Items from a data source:
---+---

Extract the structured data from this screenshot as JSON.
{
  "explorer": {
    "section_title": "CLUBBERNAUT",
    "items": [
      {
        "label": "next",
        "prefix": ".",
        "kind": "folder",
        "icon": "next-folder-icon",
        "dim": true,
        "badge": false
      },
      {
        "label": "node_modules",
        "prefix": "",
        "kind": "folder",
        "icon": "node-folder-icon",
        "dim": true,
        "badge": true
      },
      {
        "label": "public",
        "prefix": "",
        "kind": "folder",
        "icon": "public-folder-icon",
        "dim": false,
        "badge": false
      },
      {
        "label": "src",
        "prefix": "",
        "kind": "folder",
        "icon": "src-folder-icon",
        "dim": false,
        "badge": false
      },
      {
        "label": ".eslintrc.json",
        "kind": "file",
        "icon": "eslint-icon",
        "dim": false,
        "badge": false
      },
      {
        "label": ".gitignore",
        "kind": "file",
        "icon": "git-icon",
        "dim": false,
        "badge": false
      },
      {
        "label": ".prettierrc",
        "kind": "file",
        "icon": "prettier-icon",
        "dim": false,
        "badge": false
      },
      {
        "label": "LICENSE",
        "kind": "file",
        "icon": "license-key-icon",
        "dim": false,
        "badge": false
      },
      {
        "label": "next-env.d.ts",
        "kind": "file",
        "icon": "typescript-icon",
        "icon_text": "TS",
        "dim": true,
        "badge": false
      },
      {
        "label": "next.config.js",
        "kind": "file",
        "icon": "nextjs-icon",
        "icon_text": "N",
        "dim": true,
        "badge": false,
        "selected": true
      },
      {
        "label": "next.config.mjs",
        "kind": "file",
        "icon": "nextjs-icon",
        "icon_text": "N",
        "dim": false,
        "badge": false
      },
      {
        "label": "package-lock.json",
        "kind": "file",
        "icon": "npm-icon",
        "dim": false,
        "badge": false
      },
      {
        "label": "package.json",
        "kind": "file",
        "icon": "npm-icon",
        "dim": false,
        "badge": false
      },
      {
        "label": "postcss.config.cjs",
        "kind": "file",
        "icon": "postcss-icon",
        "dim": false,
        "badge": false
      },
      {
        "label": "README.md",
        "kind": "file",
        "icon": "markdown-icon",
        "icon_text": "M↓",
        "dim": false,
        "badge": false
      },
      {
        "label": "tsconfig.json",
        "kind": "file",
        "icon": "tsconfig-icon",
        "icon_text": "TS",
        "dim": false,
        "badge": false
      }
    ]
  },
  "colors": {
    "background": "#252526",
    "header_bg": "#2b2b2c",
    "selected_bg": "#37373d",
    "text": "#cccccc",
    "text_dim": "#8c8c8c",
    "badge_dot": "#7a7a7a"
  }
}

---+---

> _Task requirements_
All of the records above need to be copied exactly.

> _Written solution_
Extract the structured data from this screenshot as JSON.
{
  "explorer": {
    "section_title": "CLUBBERNAUT",
    "items": [
      {
        "label": "next",
        "prefix": ".",
        "kind": "folder",
        "icon": "next-folder-icon",
        "dim": true,
        "badge": false
      },
      {
        "label": "node_modules",
        "prefix": "",
        "kind": "folder",
        "icon": "node-folder-icon",
        "dim": true,
        "badge": true
      },
      {
        "label": "public",
        "prefix": "",
        "kind": "folder",
        "icon": "public-folder-icon",
        "dim": false,
        "badge": false
      },
      {
        "label": "src",
        "prefix": "",
        "kind": "folder",
        "icon": "src-folder-icon",
        "dim": false,
        "badge": false
      },
      {
        "label": ".eslintrc.json",
        "kind": "file",
        "icon": "eslint-icon",
        "dim": false,
        "badge": false
      },
      {
        "label": ".gitignore",
        "kind": "file",
        "icon": "git-icon",
        "dim": false,
        "badge": false
      },
      {
        "label": ".prettierrc",
        "kind": "file",
        "icon": "prettier-icon",
        "dim": false,
        "badge": false
      },
      {
        "label": "LICENSE",
        "kind": "file",
        "icon": "license-key-icon",
        "dim": false,
        "badge": false
      },
      {
        "label": "next-env.d.ts",
        "kind": "file",
        "icon": "typescript-icon",
        "icon_text": "TS",
        "dim": true,
        "badge": false
      },
      {
        "label": "next.config.js",
        "kind": "file",
        "icon": "nextjs-icon",
        "icon_text": "N",
        "dim": true,
        "badge": false,
        "selected": true
      },
      {
        "label": "next.config.mjs",
        "kind": "file",
        "icon": "nextjs-icon",
        "icon_text": "N",
        "dim": false,
        "badge": false
      },
      {
        "label": "package-lock.json",
        "kind": "file",
        "icon": "npm-icon",
        "dim": false,
        "badge": false
      },
      {
        "label": "package.json",
        "kind": "file",
        "icon": "npm-icon",
        "dim": false,
        "badge": false
      },
      {
        "label": "postcss.config.cjs",
        "kind": "file",
        "icon": "postcss-icon",
        "dim": false,
        "badge": false
      },
      {
        "label": "README.md",
        "kind": "file",
        "icon": "markdown-icon",
        "icon_text": "M↓",
        "dim": false,
        "badge": false
      },
      {
        "label": "tsconfig.json",
        "kind": "file",
        "icon": "tsconfig-icon",
        "icon_text": "TS",
        "dim": false,
        "badge": false
      }
    ]
  },
  "colors": {
    "background": "#252526",
    "header_bg": "#2b2b2c",
    "selected_bg": "#37373d",
    "text": "#cccccc",
    "text_dim": "#8c8c8c",
    "badge_dot": "#7a7a7a"
  }
}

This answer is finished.